Ensure availability and sustainable management of water and sanitation for all : Water and sanitation coverage in the Pacific is low, and accessibility varies widely across, and between, Pacific countries and territories. The combined coverage levels of basic water and basic sanitation are lower than in any other region in the world, and nearly one-third of Pacific people still rely on surface water sources for drinking (largely due to the high reliance of surface water in rural PNG); Children and their families are most vulnerable to the WASH-related impacts of climate change.
Achieve gender equality and empower all women and girls : The region has made progress in achieving gender equality and empowering women and girls, particularly in education and health and to a lesser extent women’s participation in formal employment and national policy making. This is attributed to growing awareness of the need to address gender inequalities; While almost all countries in the Pacific have adopted specific gender policies and strategies, the resources for integrating and implementing these priorities are limited.
Ensure inclusive and equitable quality education and promote lifelong learning opportunities for all : Access to education has improved, shown through increased attendance levels in early childhood, primary and secondary school in the Pacific region. Goal 4 highlights the need to focus on improving the quality and relevance of education and cognitive learning outcomes, since literacy and numeracy improvements have not made the expected gains for all.

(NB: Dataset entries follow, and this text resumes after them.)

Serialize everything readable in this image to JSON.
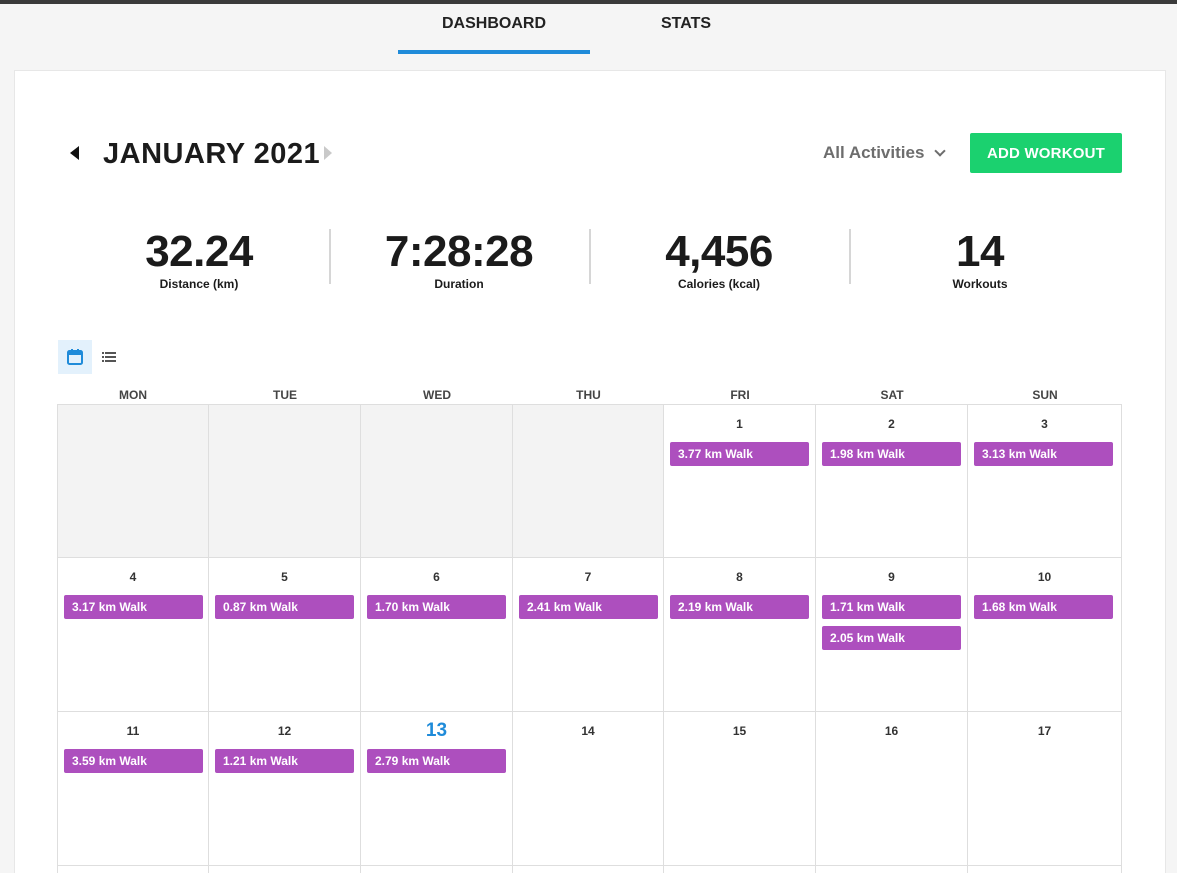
{
  "tabs": [
    {
      "label": "DASHBOARD",
      "active": true
    },
    {
      "label": "STATS",
      "active": false
    }
  ],
  "header": {
    "month_title": "JANUARY 2021",
    "filter_label": "All Activities",
    "add_button": "ADD WORKOUT"
  },
  "stats": [
    {
      "value": "32.24",
      "label": "Distance (km)"
    },
    {
      "value": "7:28:28",
      "label": "Duration"
    },
    {
      "value": "4,456",
      "label": "Calories (kcal)"
    },
    {
      "value": "14",
      "label": "Workouts"
    }
  ],
  "days_of_week": [
    "MON",
    "TUE",
    "WED",
    "THU",
    "FRI",
    "SAT",
    "SUN"
  ],
  "colors": {
    "accent": "#1f8bd9",
    "add_button": "#1bd16f",
    "workout": "#ad4fbe"
  },
  "calendar": {
    "weeks": [
      [
        {
          "day": "",
          "workouts": []
        },
        {
          "day": "",
          "workouts": []
        },
        {
          "day": "",
          "workouts": []
        },
        {
          "day": "",
          "workouts": []
        },
        {
          "day": "1",
          "workouts": [
            "3.77 km Walk"
          ]
        },
        {
          "day": "2",
          "workouts": [
            "1.98 km Walk"
          ]
        },
        {
          "day": "3",
          "workouts": [
            "3.13 km Walk"
          ]
        }
      ],
      [
        {
          "day": "4",
          "workouts": [
            "3.17 km Walk"
          ]
        },
        {
          "day": "5",
          "workouts": [
            "0.87 km Walk"
          ]
        },
        {
          "day": "6",
          "workouts": [
            "1.70 km Walk"
          ]
        },
        {
          "day": "7",
          "workouts": [
            "2.41 km Walk"
          ]
        },
        {
          "day": "8",
          "workouts": [
            "2.19 km Walk"
          ]
        },
        {
          "day": "9",
          "workouts": [
            "1.71 km Walk",
            "2.05 km Walk"
          ]
        },
        {
          "day": "10",
          "workouts": [
            "1.68 km Walk"
          ]
        }
      ],
      [
        {
          "day": "11",
          "workouts": [
            "3.59 km Walk"
          ]
        },
        {
          "day": "12",
          "workouts": [
            "1.21 km Walk"
          ]
        },
        {
          "day": "13",
          "workouts": [
            "2.79 km Walk"
          ],
          "today": true
        },
        {
          "day": "14",
          "workouts": []
        },
        {
          "day": "15",
          "workouts": []
        },
        {
          "day": "16",
          "workouts": []
        },
        {
          "day": "17",
          "workouts": []
        }
      ],
      [
        {
          "day": "",
          "workouts": []
        },
        {
          "day": "",
          "workouts": []
        },
        {
          "day": "",
          "workouts": []
        },
        {
          "day": "",
          "workouts": []
        },
        {
          "day": "",
          "workouts": []
        },
        {
          "day": "",
          "workouts": []
        },
        {
          "day": "",
          "workouts": []
        }
      ]
    ]
  }
}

"Ensure healthy lives and promote well-being for all at all ages : Some progress has been made against key mortality measures. Maternal mortality ratios have already fallen below the 2030 target in three-quarters of Pacific countries and territories, and one-half have achieved the under-five mortality rate target of fewer than 25 deaths per 100,000; The increasing burden of non-communicable diseases, both with respect to the risk of premature mortality and health care costs, is the dominant health issue in the Pacific region.

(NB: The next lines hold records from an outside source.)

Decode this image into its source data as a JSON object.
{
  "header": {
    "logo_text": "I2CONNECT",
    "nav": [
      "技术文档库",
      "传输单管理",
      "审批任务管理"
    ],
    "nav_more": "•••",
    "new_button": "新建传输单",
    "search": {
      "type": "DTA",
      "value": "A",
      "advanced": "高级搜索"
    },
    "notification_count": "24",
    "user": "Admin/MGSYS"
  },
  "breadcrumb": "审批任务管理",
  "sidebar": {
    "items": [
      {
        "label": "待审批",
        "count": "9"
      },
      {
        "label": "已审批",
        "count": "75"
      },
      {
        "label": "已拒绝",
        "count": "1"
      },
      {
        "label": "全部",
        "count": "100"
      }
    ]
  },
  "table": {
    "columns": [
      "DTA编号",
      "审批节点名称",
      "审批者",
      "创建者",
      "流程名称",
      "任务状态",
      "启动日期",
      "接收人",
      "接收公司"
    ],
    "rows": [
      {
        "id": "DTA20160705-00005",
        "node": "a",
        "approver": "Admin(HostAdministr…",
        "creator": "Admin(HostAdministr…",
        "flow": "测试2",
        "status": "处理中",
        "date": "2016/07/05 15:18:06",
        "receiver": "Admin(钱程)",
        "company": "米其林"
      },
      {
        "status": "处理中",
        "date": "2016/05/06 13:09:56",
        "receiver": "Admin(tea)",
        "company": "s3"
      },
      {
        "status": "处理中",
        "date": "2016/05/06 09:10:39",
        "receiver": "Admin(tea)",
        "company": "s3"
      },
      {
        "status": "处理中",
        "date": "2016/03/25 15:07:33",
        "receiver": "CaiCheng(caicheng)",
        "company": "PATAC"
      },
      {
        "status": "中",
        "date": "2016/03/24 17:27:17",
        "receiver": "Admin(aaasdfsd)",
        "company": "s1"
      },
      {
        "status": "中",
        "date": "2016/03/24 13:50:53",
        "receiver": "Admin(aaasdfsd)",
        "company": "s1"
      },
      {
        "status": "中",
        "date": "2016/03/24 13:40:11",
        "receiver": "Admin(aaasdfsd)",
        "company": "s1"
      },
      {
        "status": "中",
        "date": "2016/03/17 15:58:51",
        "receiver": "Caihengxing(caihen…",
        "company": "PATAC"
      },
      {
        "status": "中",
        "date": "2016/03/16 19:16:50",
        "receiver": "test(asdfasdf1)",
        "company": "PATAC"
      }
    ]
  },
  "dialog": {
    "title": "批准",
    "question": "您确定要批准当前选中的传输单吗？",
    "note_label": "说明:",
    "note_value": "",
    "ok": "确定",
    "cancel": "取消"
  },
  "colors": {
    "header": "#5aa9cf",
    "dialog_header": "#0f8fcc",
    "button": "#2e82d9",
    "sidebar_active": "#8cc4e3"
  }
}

End hunger, achieve food security and improved nutrition and promote sustainable agriculture : Stunting, which can occur when a child under five years of age and does not receive adequate nutrition, remains an issue in some of our Pacific countries. One in four children in Vanuatu, one in three children in the Solomon Islands and one in two children in PNG are reported as being stunted. Poorly nourished children are more vulnerable to disease, tend to show lower performance in school, and are less likely to be productive adults.

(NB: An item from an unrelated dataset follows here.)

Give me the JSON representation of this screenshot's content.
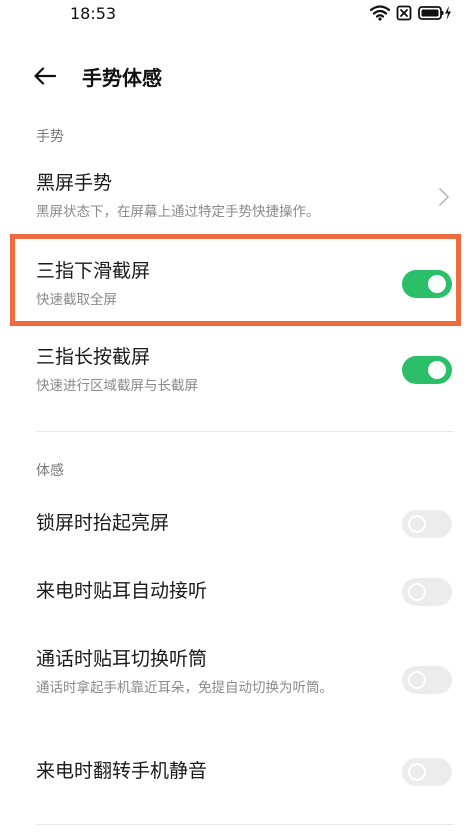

End poverty in all its forms everywhere : Poverty in the Pacific is focused on hardship and lack of economic opportunity and social exclusion. While food and extreme poverty remains relatively low, an estimated one in four Pacific islanders are likely to be living below their country’s basic-needs poverty line (BNPL). Children are especially vulnerable to poverty and inequality because of their dependency on adults for care and protection, and for food. Deprivation and lost opportunities in childhood can have detrimental effects that may persist throughout a child’s life.